PanARMENIAN.Net – Sheikh Abdessalam Yassine, the charismatic religious leader of Morocco’s largest opposition movement and longtime opponent of two Moroccan kings, died Thursday, December 13. He was 84, AP reported.
Yassine, who founded Adl wal Ihsan (Justice and Spirituality), accused the monarchy of being corrupt and dictatorial and questioned its claim to religious legitimacy. His spent a decade under house arrest at the hands of Morocco’s former ruler, King Hassan II.
Yassine refused to accept the king’s title as Commander of the Faithful and his group went on to become an important part of the pro-democracy February 20 that demonstrated in the streets for much of 2011 for political reform and an end to corruption as part of the region-wide Arab Spring.
The bearded and veiled members of the movement would march side by side with the left-wing and secular activists, calling for less power for the hereditary monarchy and more power for elected officials.
With the election victory of a moderate Islamist opposition party in November, Yassine’s movement withdrew from protests and has largely remained quiet, apparently giving the new government time to enact reforms.
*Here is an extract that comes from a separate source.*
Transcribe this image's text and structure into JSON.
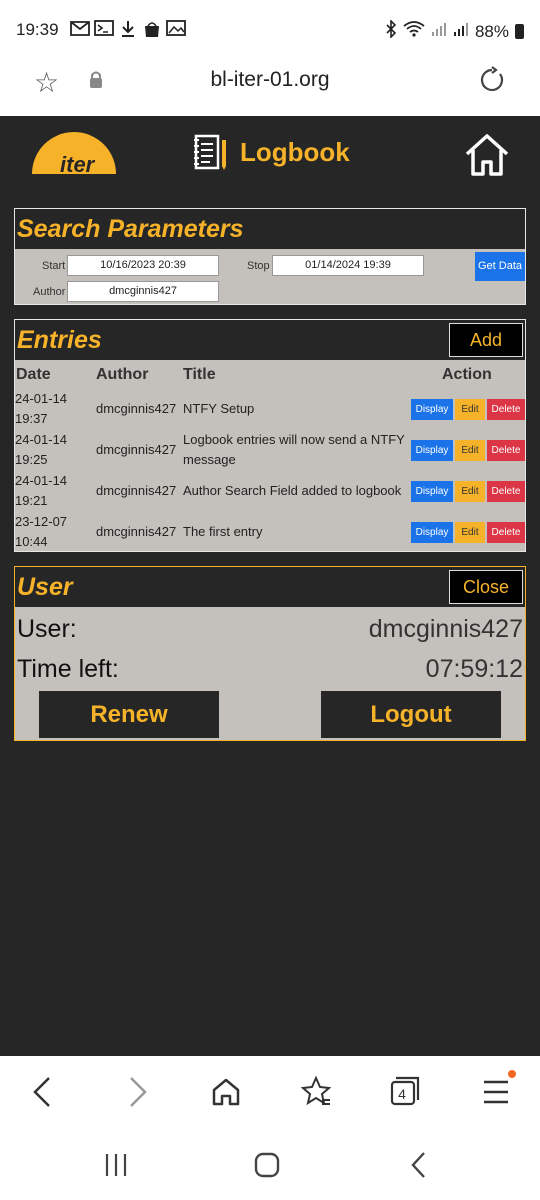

Formed in 1987, Adl wal Ihsan is officially banned but tolerated, though its members are frequently harassed or arrested by police. The movement advocates an Islamic state and an end to the monarchy, and professes non-violence and preaches compassionate Islam.